Cut back on the alcohol you drink.

Alcohol lowers your inhibitions and generally, when you are drinking, you are with friends socializing and eating crap food. More than likely the food you eat during these times contains a lot of fat and salt.

If you already have high blood pressure and are taking medications, do not stop these medications until you talk with your doctor.

311212 The metabolic syndrome and what it means to your health

The metabolic syndrome and what it means to your health

The metabolic syndrome is the name given by the medical profession to a group of health risks having a strong potential to increase the risk of diabetes and heart disease. These unhealthy conditions are for the most part avoidable simply by eating less and getting more exercise.

The five components of the syndrome are:

  • A waist that is larger than 35 inches in women and 40 inches in men. Some men may be at risk even if their waist is greater than 37-39 inches.
  • Low cholesterol readings of the good HDL. Women should have numbers under 50 and men should have their numbers under 40.

Higher than normal, but not necessarily high numbers in the following categories:

  • Systolic blood pressure of 130 or higher and a diastolic reading of 85 or higher.
  • Fasting blood sugar count of 110 or higher
  • Tested triglycerides of 150 or above after fasting.

According to the doctors, a person with three or more of these five categories raises their risk of becoming diabetic and developing heart disease.

The research specialists believe the root cause of this syndrome is an inefficient insulin response.

The metabolic syndrome is the consequence of our body being ineffective in processing fats and sugars.
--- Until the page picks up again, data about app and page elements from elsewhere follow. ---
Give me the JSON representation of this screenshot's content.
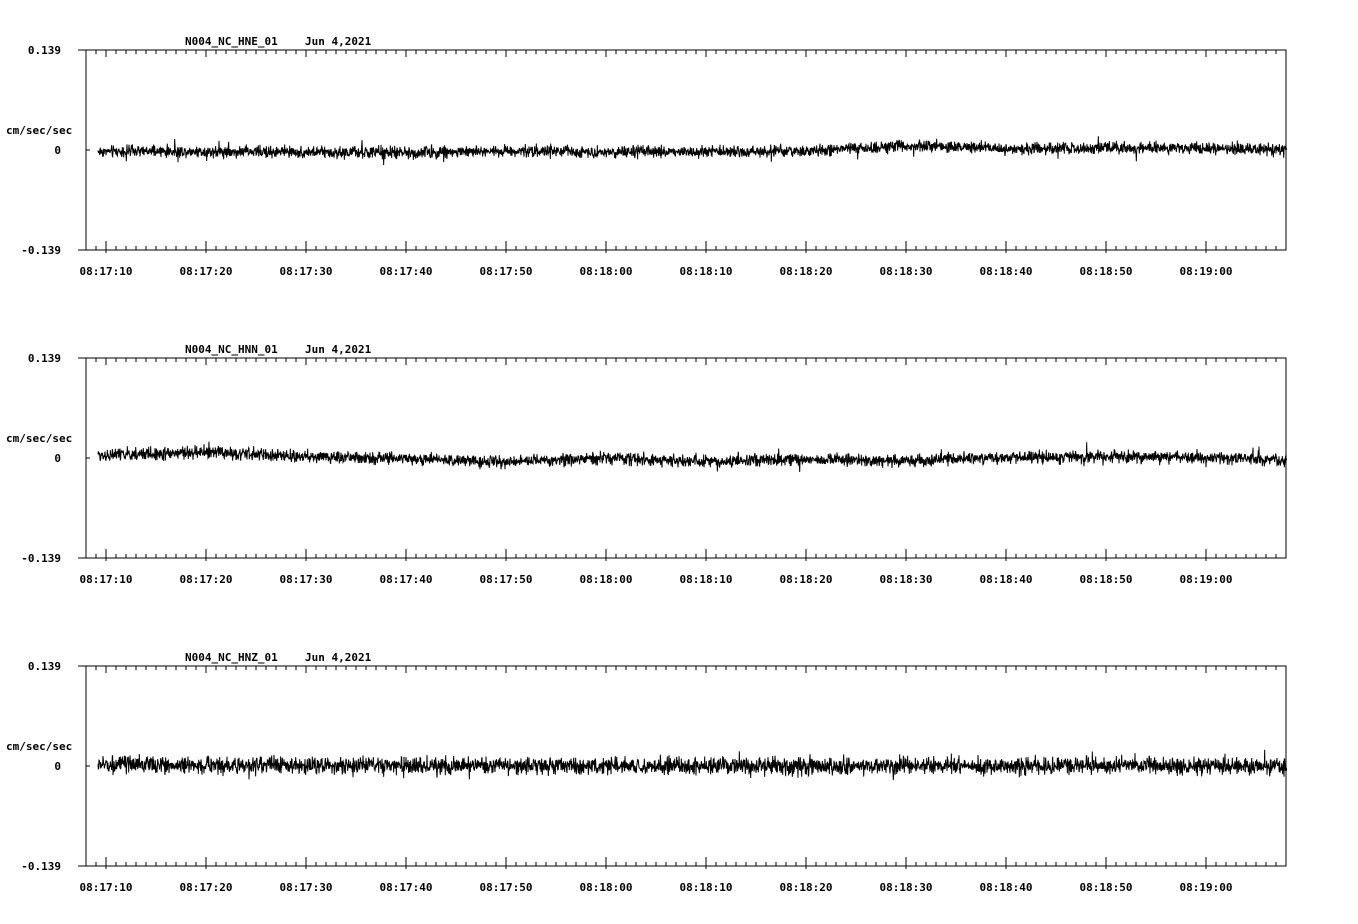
{
  "chart_data": [
    {
      "type": "line",
      "title": "N004_NC_HNE_01",
      "date": "Jun 4,2021",
      "ylabel": "cm/sec/sec",
      "ylim": [
        -0.139,
        0.139
      ],
      "ytick_labels": [
        "0.139",
        "0",
        "-0.139"
      ],
      "xlim": [
        "08:17:09",
        "08:19:08"
      ],
      "xtick_labels": [
        "08:17:10",
        "08:17:20",
        "08:17:30",
        "08:17:40",
        "08:17:50",
        "08:18:00",
        "08:18:10",
        "08:18:20",
        "08:18:30",
        "08:18:40",
        "08:18:50",
        "08:19:00"
      ],
      "series": [
        {
          "x": [
            "08:17:10",
            "08:17:20",
            "08:17:30",
            "08:17:40",
            "08:17:50",
            "08:18:00",
            "08:18:10",
            "08:18:20",
            "08:18:30",
            "08:18:40",
            "08:18:50",
            "08:19:00",
            "08:19:08"
          ],
          "y": [
            -0.002,
            -0.002,
            -0.003,
            -0.004,
            -0.001,
            -0.003,
            -0.002,
            -0.002,
            0.006,
            0.002,
            0.003,
            0.002,
            0.001
          ],
          "amplitude": [
            0.012,
            0.012,
            0.012,
            0.013,
            0.012,
            0.012,
            0.012,
            0.012,
            0.013,
            0.012,
            0.012,
            0.013,
            0.012
          ]
        }
      ]
    },
    {
      "type": "line",
      "title": "N004_NC_HNN_01",
      "date": "Jun 4,2021",
      "ylabel": "cm/sec/sec",
      "ylim": [
        -0.139,
        0.139
      ],
      "ytick_labels": [
        "0.139",
        "0",
        "-0.139"
      ],
      "xlim": [
        "08:17:09",
        "08:19:08"
      ],
      "xtick_labels": [
        "08:17:10",
        "08:17:20",
        "08:17:30",
        "08:17:40",
        "08:17:50",
        "08:18:00",
        "08:18:10",
        "08:18:20",
        "08:18:30",
        "08:18:40",
        "08:18:50",
        "08:19:00"
      ],
      "series": [
        {
          "x": [
            "08:17:10",
            "08:17:20",
            "08:17:30",
            "08:17:40",
            "08:17:50",
            "08:18:00",
            "08:18:10",
            "08:18:20",
            "08:18:30",
            "08:18:40",
            "08:18:50",
            "08:19:00",
            "08:19:08"
          ],
          "y": [
            0.004,
            0.008,
            0.002,
            -0.001,
            -0.005,
            0.0,
            -0.005,
            -0.002,
            -0.004,
            0.001,
            0.002,
            0.0,
            -0.002
          ],
          "amplitude": [
            0.013,
            0.014,
            0.012,
            0.012,
            0.012,
            0.012,
            0.013,
            0.012,
            0.013,
            0.012,
            0.013,
            0.012,
            0.012
          ]
        }
      ]
    },
    {
      "type": "line",
      "title": "N004_NC_HNZ_01",
      "date": "Jun 4,2021",
      "ylabel": "cm/sec/sec",
      "ylim": [
        -0.139,
        0.139
      ],
      "ytick_labels": [
        "0.139",
        "0",
        "-0.139"
      ],
      "xlim": [
        "08:17:09",
        "08:19:08"
      ],
      "xtick_labels": [
        "08:17:10",
        "08:17:20",
        "08:17:30",
        "08:17:40",
        "08:17:50",
        "08:18:00",
        "08:18:10",
        "08:18:20",
        "08:18:30",
        "08:18:40",
        "08:18:50",
        "08:19:00"
      ],
      "series": [
        {
          "x": [
            "08:17:10",
            "08:17:20",
            "08:17:30",
            "08:17:40",
            "08:17:50",
            "08:18:00",
            "08:18:10",
            "08:18:20",
            "08:18:30",
            "08:18:40",
            "08:18:50",
            "08:19:00",
            "08:19:08"
          ],
          "y": [
            0.002,
            0.001,
            0.001,
            0.0,
            0.0,
            0.0,
            0.0,
            0.0,
            0.0,
            0.0,
            0.001,
            0.0,
            0.0
          ],
          "amplitude": [
            0.017,
            0.018,
            0.017,
            0.018,
            0.017,
            0.018,
            0.017,
            0.018,
            0.017,
            0.018,
            0.017,
            0.018,
            0.017
          ]
        }
      ]
    }
  ]
}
The research shows that belly fat creates increased inflammation and a greater risk of heart disease in those with big bellies. These fat cells also release a product that can drive up blood pressure by reducing the blood vessels ability to relax between strokes. Additional problems with belly fat cells occur because they generate proteins that increase the process of insulin resistance.

In case you are wondering what the term insulin resistance means here is a brief explanation.
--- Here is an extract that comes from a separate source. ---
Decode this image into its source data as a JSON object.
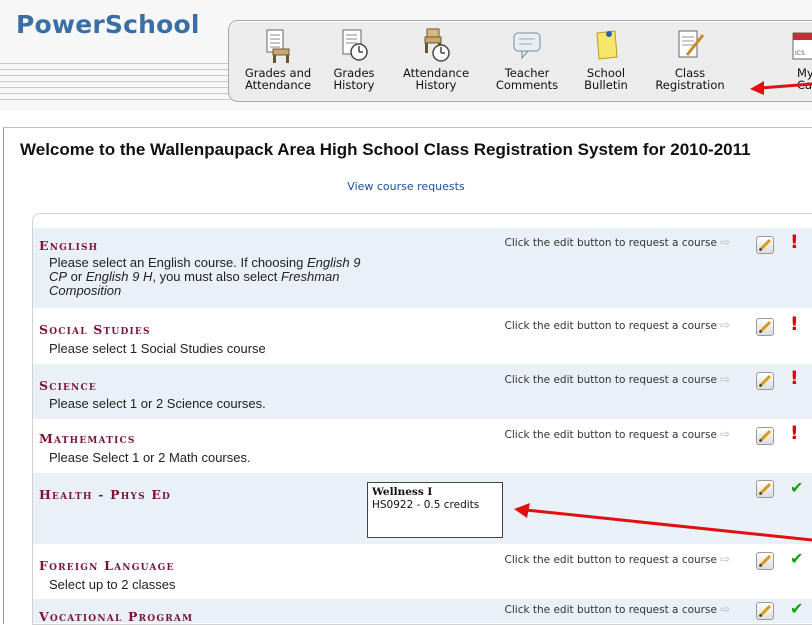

The hormone insulin makes it possible to remove glucose, also known as blood sugar, from the blood stream and put into the muscle tissues. The muscle uses this as energy for movement. If too much glucose is in the blood stream it is stored as fat. Therefore, the term insulin resistance means the body is having a hard time delivering the glucose to the muscle tissues (insulin resistance) so the amount of blood sugar rises in the blood stream.

The cause is the waist is too big! Our bellies are too fat, too large, too much over the belt, hanging out too far, you can call it whatever you want to, but the fact remains we are a nation of too much fat. And it is all in the wrong place.

This problem exists because we eat too much and we don’t exercise enough

Over the past two and a half months, I have been steadily losing weight, from 221 to 205, due in part to paying careful attention to when I my appetite is satisfied.

No longer am I following the vortex eating style of my youth. I still eat fast but not as long as I used to do. Now it is more controlled, at least enough to where my wife isn’t eating alone for ten minutes while I sit there waiting for her to finish.

The time I spend exercising has not changed. The diet has. It is a truism you cannot exercise your way to lower muscle mass if you eat everything in sight. This weight loss has lowered my blood pressure systolic numbers by 25-30 points and diastolic by 20. Those doctors and scientists are right when they talk about the link between weight and blood pressure.

The literature is in unison when it discusses the connection between weight loss and blood pressure numbers. I found that when my weight dropped below 208 my blood pressure dramatically dropped into below normal ranges. I want to see what they are at 200-205.

Will there be another drop?